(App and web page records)
▶

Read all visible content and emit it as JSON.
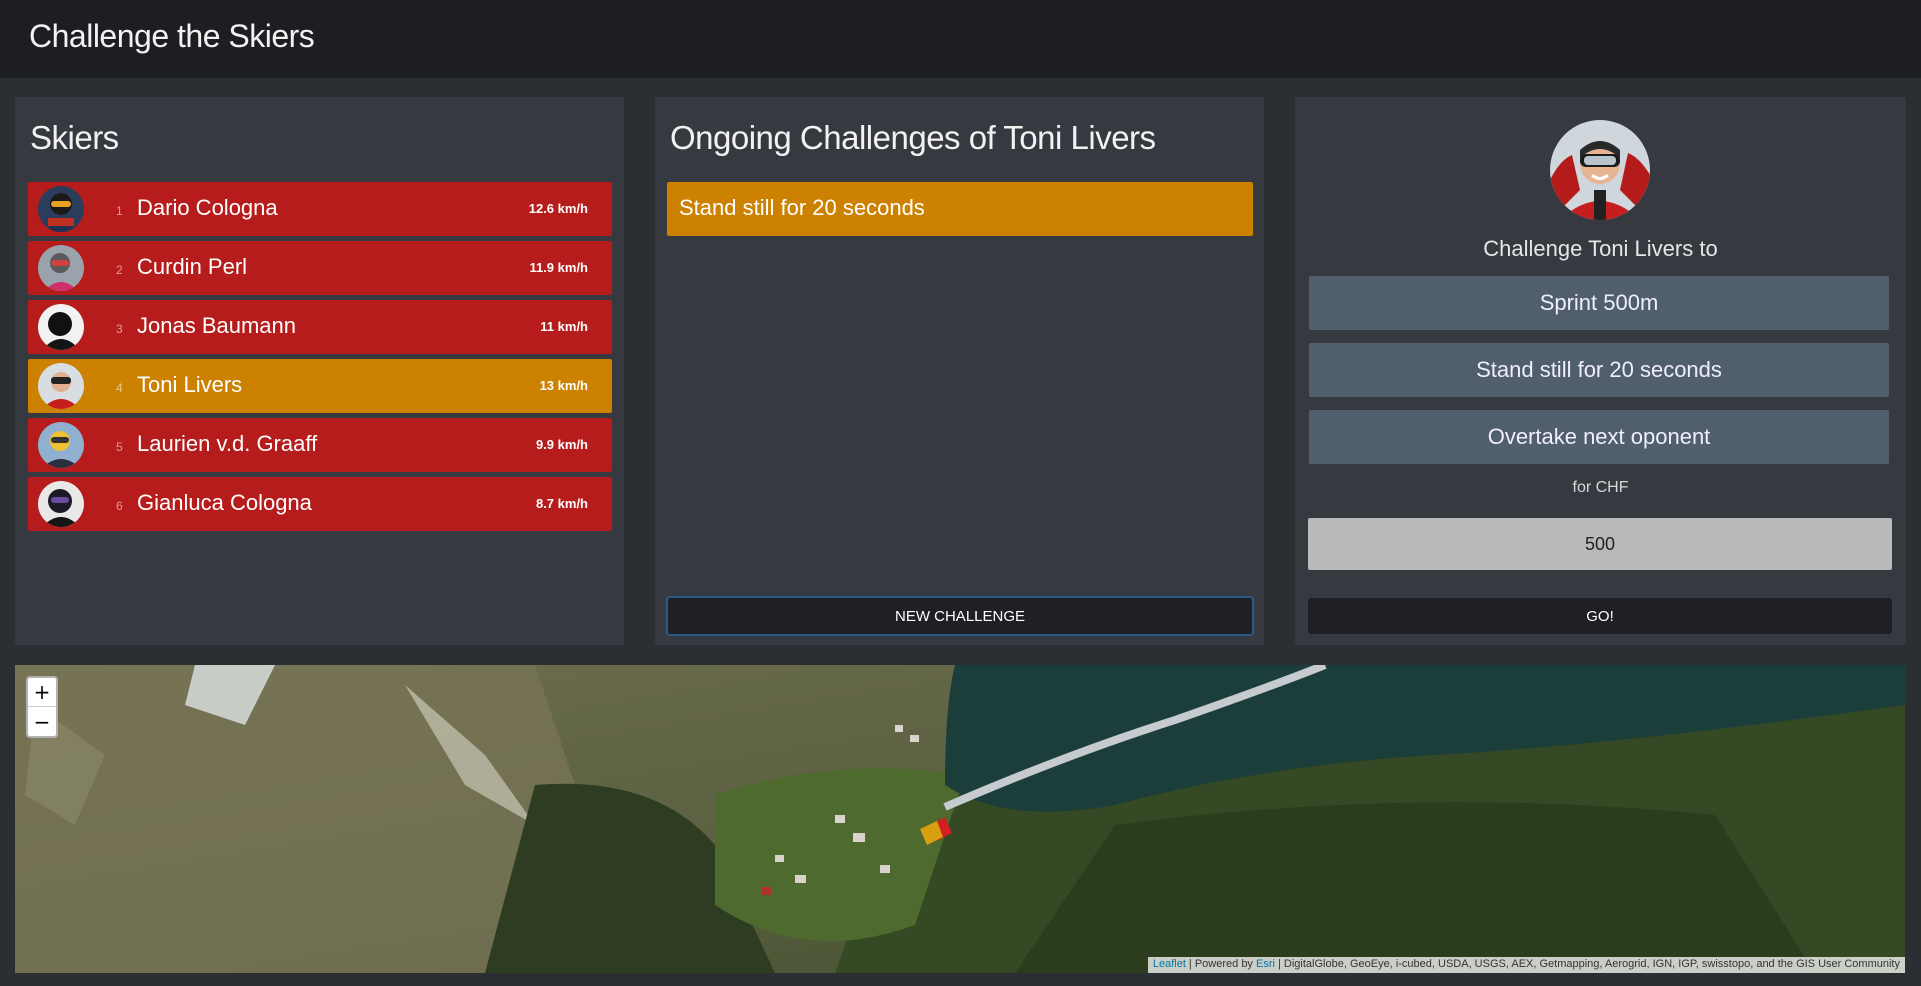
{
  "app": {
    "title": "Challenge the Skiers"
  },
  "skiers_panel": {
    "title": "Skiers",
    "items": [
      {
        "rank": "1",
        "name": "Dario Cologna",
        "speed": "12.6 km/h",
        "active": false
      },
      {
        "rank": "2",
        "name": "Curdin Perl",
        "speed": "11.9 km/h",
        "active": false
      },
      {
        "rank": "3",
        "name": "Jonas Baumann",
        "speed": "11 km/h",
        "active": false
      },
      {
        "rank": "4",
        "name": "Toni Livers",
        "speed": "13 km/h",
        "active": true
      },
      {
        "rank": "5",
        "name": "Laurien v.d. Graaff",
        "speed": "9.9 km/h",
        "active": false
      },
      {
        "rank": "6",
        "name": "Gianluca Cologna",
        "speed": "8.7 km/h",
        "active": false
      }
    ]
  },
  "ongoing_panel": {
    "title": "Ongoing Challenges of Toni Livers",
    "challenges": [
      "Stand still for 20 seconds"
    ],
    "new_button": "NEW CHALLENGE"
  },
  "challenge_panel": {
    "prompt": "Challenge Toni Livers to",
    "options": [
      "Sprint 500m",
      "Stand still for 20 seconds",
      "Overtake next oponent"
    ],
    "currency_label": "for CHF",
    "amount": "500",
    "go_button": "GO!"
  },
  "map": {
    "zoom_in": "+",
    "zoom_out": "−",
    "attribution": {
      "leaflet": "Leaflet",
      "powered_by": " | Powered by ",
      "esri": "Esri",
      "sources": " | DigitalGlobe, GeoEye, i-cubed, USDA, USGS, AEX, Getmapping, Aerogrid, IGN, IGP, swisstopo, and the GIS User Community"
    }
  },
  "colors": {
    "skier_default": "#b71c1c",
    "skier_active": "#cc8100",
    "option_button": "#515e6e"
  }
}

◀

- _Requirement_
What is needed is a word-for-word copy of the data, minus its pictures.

- _Answer to this task_
Read all visible content and emit it as JSON.
{
  "app": {
    "title": "Challenge the Skiers"
  },
  "skiers_panel": {
    "title": "Skiers",
    "items": [
      {
        "rank": "1",
        "name": "Dario Cologna",
        "speed": "12.6 km/h",
        "active": false
      },
      {
        "rank": "2",
        "name": "Curdin Perl",
        "speed": "11.9 km/h",
        "active": false
      },
      {
        "rank": "3",
        "name": "Jonas Baumann",
        "speed": "11 km/h",
        "active": false
      },
      {
        "rank": "4",
        "name": "Toni Livers",
        "speed": "13 km/h",
        "active": true
      },
      {
        "rank": "5",
        "name": "Laurien v.d. Graaff",
        "speed": "9.9 km/h",
        "active": false
      },
      {
        "rank": "6",
        "name": "Gianluca Cologna",
        "speed": "8.7 km/h",
        "active": false
      }
    ]
  },
  "ongoing_panel": {
    "title": "Ongoing Challenges of Toni Livers",
    "challenges": [
      "Stand still for 20 seconds"
    ],
    "new_button": "NEW CHALLENGE"
  },
  "challenge_panel": {
    "prompt": "Challenge Toni Livers to",
    "options": [
      "Sprint 500m",
      "Stand still for 20 seconds",
      "Overtake next oponent"
    ],
    "currency_label": "for CHF",
    "amount": "500",
    "go_button": "GO!"
  },
  "map": {
    "zoom_in": "+",
    "zoom_out": "−",
    "attribution": {
      "leaflet": "Leaflet",
      "powered_by": " | Powered by ",
      "esri": "Esri",
      "sources": " | DigitalGlobe, GeoEye, i-cubed, USDA, USGS, AEX, Getmapping, Aerogrid, IGN, IGP, swisstopo, and the GIS User Community"
    }
  },
  "colors": {
    "skier_default": "#b71c1c",
    "skier_active": "#cc8100",
    "option_button": "#515e6e"
  }
}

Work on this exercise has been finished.